Citation: Devarajan P (2020) The Current State of the Art in Acute Kidney Injury. Front. Pediatr. 8:70. doi: 10.3389/fped.2020.00070

Received: 28 October 2019; Accepted: 12 February 2020;
Published: 17 March 2020.

Edited by:

David Joseph Askenazi, University of Alabama at Birmingham, United States

Reviewed by:

Subhashini Bolisetty, University of Alabama at Birmingham, United States
Kent Doi, The University of Tokyo, Japan

Copyright © 2020 Devarajan. This is an open-access article distributed under the terms of the Creative Commons Attribution License (CC BY). The use, distribution or reproduction in other forums is permitted, provided the original author(s) and the copyright owner(s) are credited and that the original publication in this journal is cited, in accordance with accepted academic practice. No use, distribution or reproduction is permitted which does not comply with these terms.
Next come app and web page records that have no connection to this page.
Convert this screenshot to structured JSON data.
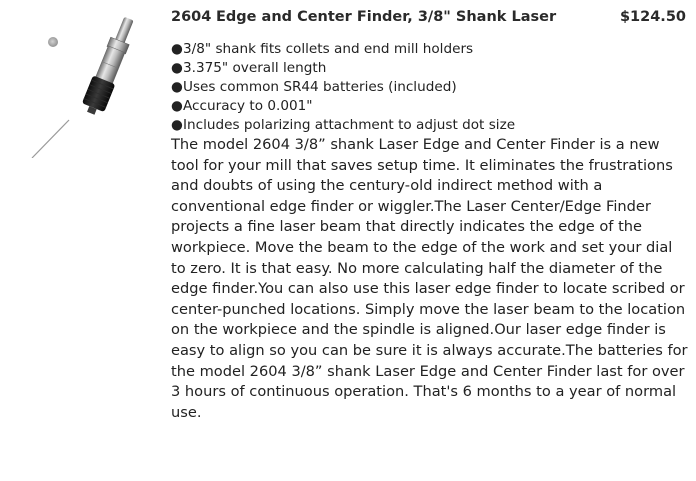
{
  "product": {
    "model": "2604",
    "title": "Edge and Center Finder, 3/8\" Shank Laser",
    "price": "$124.50",
    "features": [
      "3/8\" shank fits collets and end mill holders",
      "3.375\" overall length",
      "Uses common SR44 batteries (included)",
      "Accuracy to 0.001\"",
      "Includes polarizing attachment to adjust dot size"
    ],
    "bullet": "●",
    "description": "The model 2604 3/8” shank Laser Edge and Center Finder is a new tool for your mill that saves setup time. It eliminates the frustrations and doubts of using the century-old indirect method with a conventional edge finder or wiggler.The Laser Center/Edge Finder projects a fine laser beam that directly indicates the edge of the workpiece. Move the beam to the edge of the work and set your dial to zero. It is that easy. No more calculating half the diameter of the edge finder.You can also use this laser edge finder to locate scribed or center-punched locations. Simply move the laser beam to the location on the workpiece and the spindle is aligned.Our laser edge finder is easy to align so you can be sure it is always accurate.The batteries for the model 2604 3/8” shank Laser Edge and Center Finder last for over 3 hours of continuous operation. That's 6 months to a year of normal use."
  }
}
*Correspondence: Prasad Devarajan, prasad.devarajan@cchmc.org